In our bookcenter where I work, people sometimes come in looking for “a” book to help them understand the Bible. Their desire to deepen their appreciation of God’s Word in Sacred Scripture is commendable, so I am always sorry to disappoint them by explaining that there isn’t any one book that can give them the understanding they are looking for. Just reading books about Scripture will not give the depth of knowledge that a gradual growth in familiarity with the Bible over time will give. And so, since it’s better to start sooner than later, here are some simple ways to bring Scripture into the life of your kids. Probably you are doing some of these already. Perhaps you’ll find a new idea or two to try.
1) Read the readings for Sunday the day before

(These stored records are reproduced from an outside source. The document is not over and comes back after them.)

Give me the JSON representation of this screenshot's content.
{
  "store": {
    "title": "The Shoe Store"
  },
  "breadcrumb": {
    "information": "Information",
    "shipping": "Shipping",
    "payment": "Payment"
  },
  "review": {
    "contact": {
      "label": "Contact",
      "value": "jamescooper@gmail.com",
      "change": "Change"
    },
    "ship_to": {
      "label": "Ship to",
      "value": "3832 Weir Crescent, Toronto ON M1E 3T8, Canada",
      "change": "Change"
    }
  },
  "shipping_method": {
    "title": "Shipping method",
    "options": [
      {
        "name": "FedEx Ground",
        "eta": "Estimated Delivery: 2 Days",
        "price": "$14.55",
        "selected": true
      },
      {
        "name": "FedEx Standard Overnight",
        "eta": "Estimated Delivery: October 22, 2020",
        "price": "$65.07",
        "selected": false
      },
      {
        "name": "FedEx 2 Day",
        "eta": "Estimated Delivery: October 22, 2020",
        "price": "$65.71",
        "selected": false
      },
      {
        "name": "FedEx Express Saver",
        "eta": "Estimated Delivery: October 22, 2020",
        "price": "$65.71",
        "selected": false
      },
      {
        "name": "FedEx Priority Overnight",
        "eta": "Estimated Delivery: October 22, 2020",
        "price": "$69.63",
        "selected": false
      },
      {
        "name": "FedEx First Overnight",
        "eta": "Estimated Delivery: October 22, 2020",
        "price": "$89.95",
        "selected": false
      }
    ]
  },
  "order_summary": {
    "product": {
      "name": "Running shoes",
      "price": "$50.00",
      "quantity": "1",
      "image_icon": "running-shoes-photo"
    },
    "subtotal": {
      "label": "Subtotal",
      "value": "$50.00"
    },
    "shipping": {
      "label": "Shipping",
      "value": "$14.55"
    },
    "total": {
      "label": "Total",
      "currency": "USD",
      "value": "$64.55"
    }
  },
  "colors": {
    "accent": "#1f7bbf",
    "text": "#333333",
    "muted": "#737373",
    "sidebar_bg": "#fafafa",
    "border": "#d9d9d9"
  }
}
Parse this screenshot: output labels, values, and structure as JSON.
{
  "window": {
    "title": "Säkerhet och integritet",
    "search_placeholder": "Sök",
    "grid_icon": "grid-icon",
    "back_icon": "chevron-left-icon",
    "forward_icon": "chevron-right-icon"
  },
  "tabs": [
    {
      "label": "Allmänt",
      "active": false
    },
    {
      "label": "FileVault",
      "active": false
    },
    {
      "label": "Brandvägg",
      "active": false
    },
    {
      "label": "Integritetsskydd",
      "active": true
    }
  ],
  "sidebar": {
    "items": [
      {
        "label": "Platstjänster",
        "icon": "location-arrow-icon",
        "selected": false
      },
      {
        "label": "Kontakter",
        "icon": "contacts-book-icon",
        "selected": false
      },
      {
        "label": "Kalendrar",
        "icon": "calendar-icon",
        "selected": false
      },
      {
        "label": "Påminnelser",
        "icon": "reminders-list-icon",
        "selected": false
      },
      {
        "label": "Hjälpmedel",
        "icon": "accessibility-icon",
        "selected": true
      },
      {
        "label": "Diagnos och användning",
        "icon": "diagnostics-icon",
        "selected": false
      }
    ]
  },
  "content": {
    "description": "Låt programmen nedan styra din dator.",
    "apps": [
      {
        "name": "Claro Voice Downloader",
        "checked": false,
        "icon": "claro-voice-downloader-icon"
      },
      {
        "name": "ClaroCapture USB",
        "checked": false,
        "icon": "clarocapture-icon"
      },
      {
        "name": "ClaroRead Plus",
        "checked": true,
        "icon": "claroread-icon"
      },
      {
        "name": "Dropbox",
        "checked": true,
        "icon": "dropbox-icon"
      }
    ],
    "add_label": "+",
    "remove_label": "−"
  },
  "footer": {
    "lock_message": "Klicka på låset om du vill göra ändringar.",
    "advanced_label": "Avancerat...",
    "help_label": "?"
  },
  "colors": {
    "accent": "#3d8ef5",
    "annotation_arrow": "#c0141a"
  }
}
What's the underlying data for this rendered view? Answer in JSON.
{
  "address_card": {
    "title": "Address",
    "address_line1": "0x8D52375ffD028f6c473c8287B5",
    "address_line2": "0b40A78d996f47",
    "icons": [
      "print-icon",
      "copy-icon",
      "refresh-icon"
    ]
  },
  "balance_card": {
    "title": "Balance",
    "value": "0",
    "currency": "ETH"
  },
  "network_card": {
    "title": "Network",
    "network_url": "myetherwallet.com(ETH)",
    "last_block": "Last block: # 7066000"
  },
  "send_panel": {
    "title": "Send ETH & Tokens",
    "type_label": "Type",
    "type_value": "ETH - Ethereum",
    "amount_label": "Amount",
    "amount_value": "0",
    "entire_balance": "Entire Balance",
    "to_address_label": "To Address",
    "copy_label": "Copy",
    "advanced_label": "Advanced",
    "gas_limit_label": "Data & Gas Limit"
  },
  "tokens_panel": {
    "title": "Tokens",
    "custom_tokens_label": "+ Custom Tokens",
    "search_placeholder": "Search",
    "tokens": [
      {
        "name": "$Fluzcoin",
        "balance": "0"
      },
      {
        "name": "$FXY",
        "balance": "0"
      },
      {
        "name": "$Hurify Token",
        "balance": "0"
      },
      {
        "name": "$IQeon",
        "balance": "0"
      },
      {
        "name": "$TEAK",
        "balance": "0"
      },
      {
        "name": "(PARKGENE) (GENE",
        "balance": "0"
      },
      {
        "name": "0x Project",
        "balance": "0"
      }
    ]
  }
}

This one is for you, the parent. There are many easy ways to have access to the readings of the Liturgy of the Word: get a missal, subscribe to a periodical that provides them, use iMissal for your smart phone, go to a website. Looking up the citation in your Bible is even better, because it shows the context for the passage. The idea is that, once you know what the Scripture passages are, you will be able to make connections for your children. For example, if one of the readings involves a story covered recently at school or in a bedtime story (see number 2 below), you can alert your kids. “Junior, wait till you hear the reading from the Bible that we’re going to have at Mass today. I think it will sound familiar!” Or perhaps there is something in the reading that connects with a recent happening. (For example, being afraid in a storm—and Jesus calming the storm, or having fun climbing a tree—and reading about Zacchaeus who climbed the tree to see Jesus.) Admittedly, there isn’t always an easy connection with the Scripture reading, but if you take a peek ahead of time, you might find something you can use.
2) Use a children’s Bible story book for bedtime stories
If you don’t already have a good, age-appropriate Bible story book, get one, and use it periodically for bedtime stories—maybe on a certain day of the week. For ages five and up, try reading my new series, the Gospel Time Trekker: chapter books involving time travel to the time of Jesus, where the children meet various characters from the Gospels and hear their stories.
3) Bring Bible story books to church
For little ones, a pile of “church books” to look at during Mass can be the best thing to occupy them. These should be books that have been read to them, so they can follow the stories in the pictures, but not read too often, so they feel fresh and new when taken to church. Try switching from the Bible stories during the Liturgy of the Word to a children’s missal during the Liturgy of the Eucharist.
4) Display a family Bible in your home
If you have one passed down from previous generations, consider putting it out on display in a place of honor. If you don’t have one, or if the heirloom copy is fragile or hard to read, consider getting a new one. It doesn’t have to be the very large kind usually called “family Bibles,” but just large enough to lay flat when open. You can show your children the two (unequal-sized) parts of the Old and New Testaments, and the way the Bible is really not one book but a library of books contained in one binding, and how, like in any library, there are different kinds of books in the Bible—history, stories, poetry, prayer, etc. Older children can learn how to find the chapter and verse locations from a citation. It’s like a secret code that, when cracked, allows ease of access and navigation.
5) Identify people you meet who have names from the Bible
Many biblical names are very popular now, and common among children. Most likely your kids know several children with names from characters in the Bible, and among your own friends and relatives there are likely to be more. In 2010, three of the top twenty names for girls and eleven of the top twenty names for boys were biblical names. (Jacob has topped the list since 1999!) It would be nice to look up something about these people in Scripture, whether from the Old or New Testament, and learn a little of their stories. (This works with names of saints, too!)
by Sr Maria Grace